Re: Tree tally leads to new rules (News, July 9)
Saanich’s tree removal restrictions act against human life while not achieving the ends that environmentalist politicians want.
For example, why is Western red cedar protected but Himalayan cedar not? (Using the list in your August 22, 2014 issue. Western red “cedar”, a member of the Cypress/Juniper family, is common here whereas Himalayan “cedar”, in the Larch branch of the Pine family, is not. (Himalayan cedar is a large tree that looks like Western hemlock from a distance, it’s closely related to Lebanon cedar.)
Having to get a permit especially burdens elderly and poor people struggling to stay in their homes while at risk of a tree puncturing their roof in a wet winter night.
Saanich’s restrictions work against planting trees near houses, because they will be a future burden to the property owner including the cost of necessary removal for either the planting property owner or a subsequent owner who may not want to pay as much due to assuming that cost.
Saanich’s restrictions smell like another do-gooder scheme by people who have the negative view of humans that comes from Marxist teachings.
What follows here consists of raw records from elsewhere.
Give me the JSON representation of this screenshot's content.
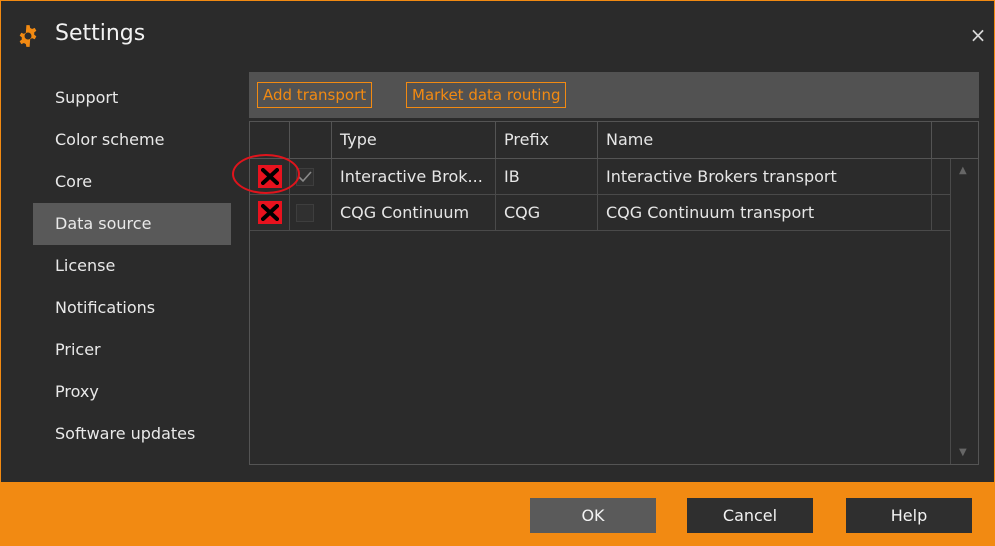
{
  "window": {
    "title": "Settings",
    "close_symbol": "×"
  },
  "sidebar": {
    "items": [
      {
        "label": "Support"
      },
      {
        "label": "Color scheme"
      },
      {
        "label": "Core"
      },
      {
        "label": "Data source",
        "active": true
      },
      {
        "label": "License"
      },
      {
        "label": "Notifications"
      },
      {
        "label": "Pricer"
      },
      {
        "label": "Proxy"
      },
      {
        "label": "Software updates"
      }
    ]
  },
  "toolbar": {
    "add_transport": "Add transport",
    "market_data_routing": "Market data routing"
  },
  "table": {
    "columns": [
      "Type",
      "Prefix",
      "Name"
    ],
    "rows": [
      {
        "type": "Interactive Brok...",
        "prefix": "IB",
        "name": "Interactive Brokers transport",
        "enabled": true
      },
      {
        "type": "CQG Continuum",
        "prefix": "CQG",
        "name": "CQG Continuum transport",
        "enabled": false
      }
    ]
  },
  "footer": {
    "ok": "OK",
    "cancel": "Cancel",
    "help": "Help"
  },
  "colors": {
    "accent": "#F28A12",
    "background": "#2b2b2b",
    "delete": "#e8121e",
    "annotation": "#e0141c"
  },
  "icons": {
    "title": "gear-icon",
    "delete": "x-mark-icon",
    "scroll_up": "triangle-up-icon",
    "scroll_down": "triangle-down-icon"
  }
}
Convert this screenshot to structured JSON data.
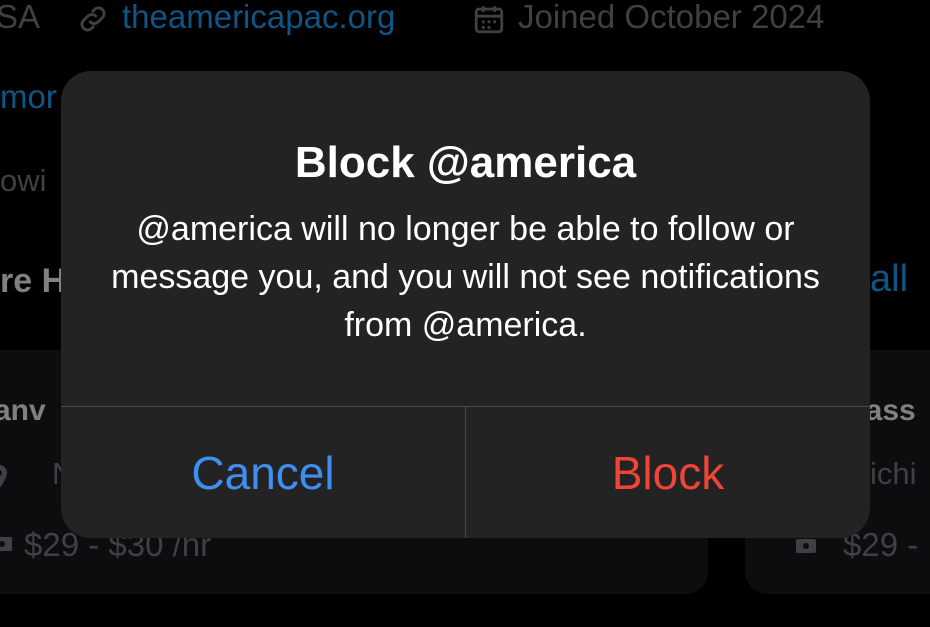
{
  "profile": {
    "location_fragment": "SA",
    "website": "theamericapac.org",
    "joined": "Joined October 2024",
    "more_fragment": "mor",
    "following_fragment": "owi",
    "section_fragment": "re H",
    "see_all_fragment": "all"
  },
  "job_cards": [
    {
      "title_fragment": "anv",
      "location_fragment": "No",
      "pay": "$29 - $30 /hr"
    },
    {
      "title_fragment": "vass",
      "location_fragment": "ichi",
      "pay": "$29 -"
    }
  ],
  "dialog": {
    "title": "Block @america",
    "message": "@america will no longer be able to follow or message you, and you will not see notifications from @america.",
    "cancel_label": "Cancel",
    "confirm_label": "Block"
  },
  "colors": {
    "link_blue": "#1d9bf0",
    "cancel_blue": "#3e8ff0",
    "destructive_red": "#f04437",
    "dialog_bg": "#232324"
  },
  "icons": {
    "link": "link-icon",
    "calendar": "calendar-icon",
    "location": "location-pin-icon",
    "money": "money-icon"
  }
}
They act as though they’ve never looked outside and seen that people plant trees which grow, and that many break apart due structural deficiency or rot, or die due to disease or old age. (Indeed, it is known in Saanich that one type of tree breaks in calm summer heat.)
Meanwhile Saanich’s bureaucracy can’t even get tree selection right – they’ve planted a large species in narrow strips of grass along the recently rebuilt part of Admirals Road.
Voters should ask questions this fall.